of the minor poems of Cowper it is scarcely ne
cessary to speak. Many of them are unworthy of publication: some of them are elegant: a few of them are happy; and two of them are exquisitely pathetic. His great translation of Homer is now generally admitted to be a failure; and of his smaller translations of Milton's Latin and Italian poetry, not more than two or three can be contemplated as rising above mediocrity.
Through all his original compositions, as we may add, there prevails an actuating spirit of devotion towards God, and of benevolence towards man, that seizes irresistibly upon our hearts and makes them captive to the bard. We may frequently disapprove of the writer, but we must always reverence and love the man,
Si te fortè meæ gravis uret sarcina chartæ,
Hor. Lib. 1. Epist. 13.
A. You told me, I remember, glory, built On selfish principles, is shame and guilt; The deeds that men admire as half divine, Stark naught, because corrupt in their design. Strange doctrine this! that without scruple tears The laurel, that the very lightning spares; Brings down the warrior's trophy to the dust, And eats into his bloody sword like rust.

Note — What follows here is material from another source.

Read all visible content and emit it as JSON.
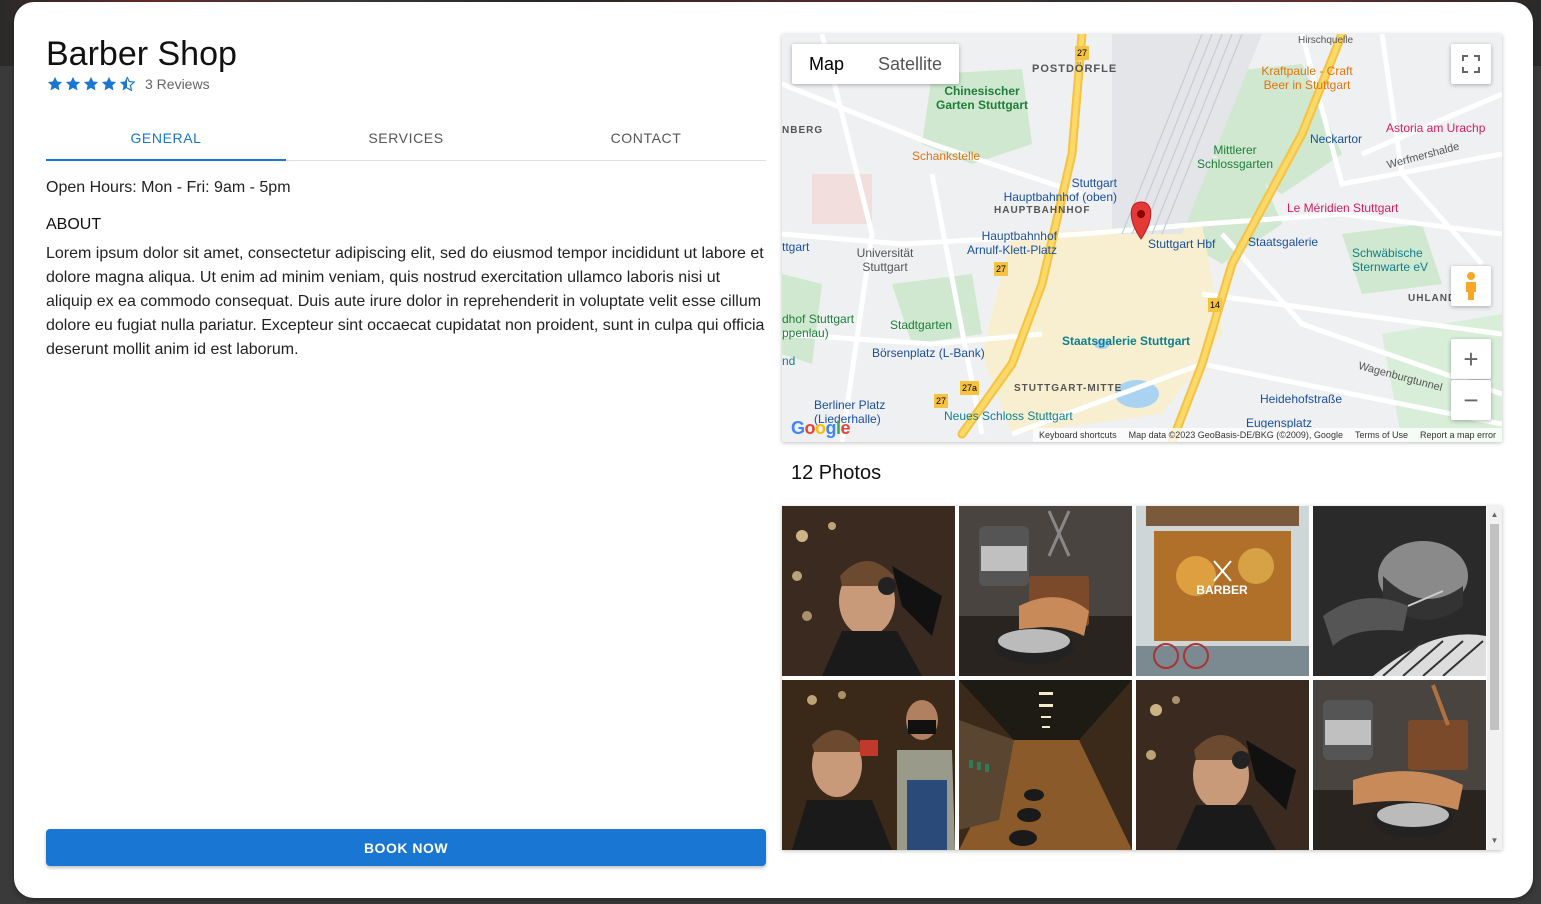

B. I grant that, men continuing what they are, Fierce, avaricious, proud, there must be war; And never meant the rule should be applied To him that fights with justice on his side.

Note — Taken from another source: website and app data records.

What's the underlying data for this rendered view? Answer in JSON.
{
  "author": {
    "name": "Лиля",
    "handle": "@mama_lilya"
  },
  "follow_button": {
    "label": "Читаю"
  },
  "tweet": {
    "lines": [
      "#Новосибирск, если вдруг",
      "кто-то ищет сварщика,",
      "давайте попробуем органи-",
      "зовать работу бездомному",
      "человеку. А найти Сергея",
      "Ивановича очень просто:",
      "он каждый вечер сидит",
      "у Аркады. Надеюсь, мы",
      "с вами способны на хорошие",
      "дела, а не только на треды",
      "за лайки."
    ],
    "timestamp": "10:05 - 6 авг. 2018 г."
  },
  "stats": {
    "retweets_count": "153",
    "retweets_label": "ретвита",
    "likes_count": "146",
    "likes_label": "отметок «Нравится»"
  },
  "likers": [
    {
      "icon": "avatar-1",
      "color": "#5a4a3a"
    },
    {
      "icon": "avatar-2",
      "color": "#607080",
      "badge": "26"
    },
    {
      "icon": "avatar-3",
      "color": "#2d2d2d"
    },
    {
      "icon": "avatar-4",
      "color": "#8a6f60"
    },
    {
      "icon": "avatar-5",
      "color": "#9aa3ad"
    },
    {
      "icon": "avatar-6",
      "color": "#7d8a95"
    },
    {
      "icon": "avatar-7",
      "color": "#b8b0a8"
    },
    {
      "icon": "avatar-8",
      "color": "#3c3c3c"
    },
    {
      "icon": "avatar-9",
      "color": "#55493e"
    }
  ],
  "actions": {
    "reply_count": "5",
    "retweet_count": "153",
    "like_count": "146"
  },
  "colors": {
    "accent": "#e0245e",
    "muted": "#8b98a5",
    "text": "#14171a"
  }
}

Let laurels, drench'd in pure Parnassian dews, Reward his memory, dear to every Muse,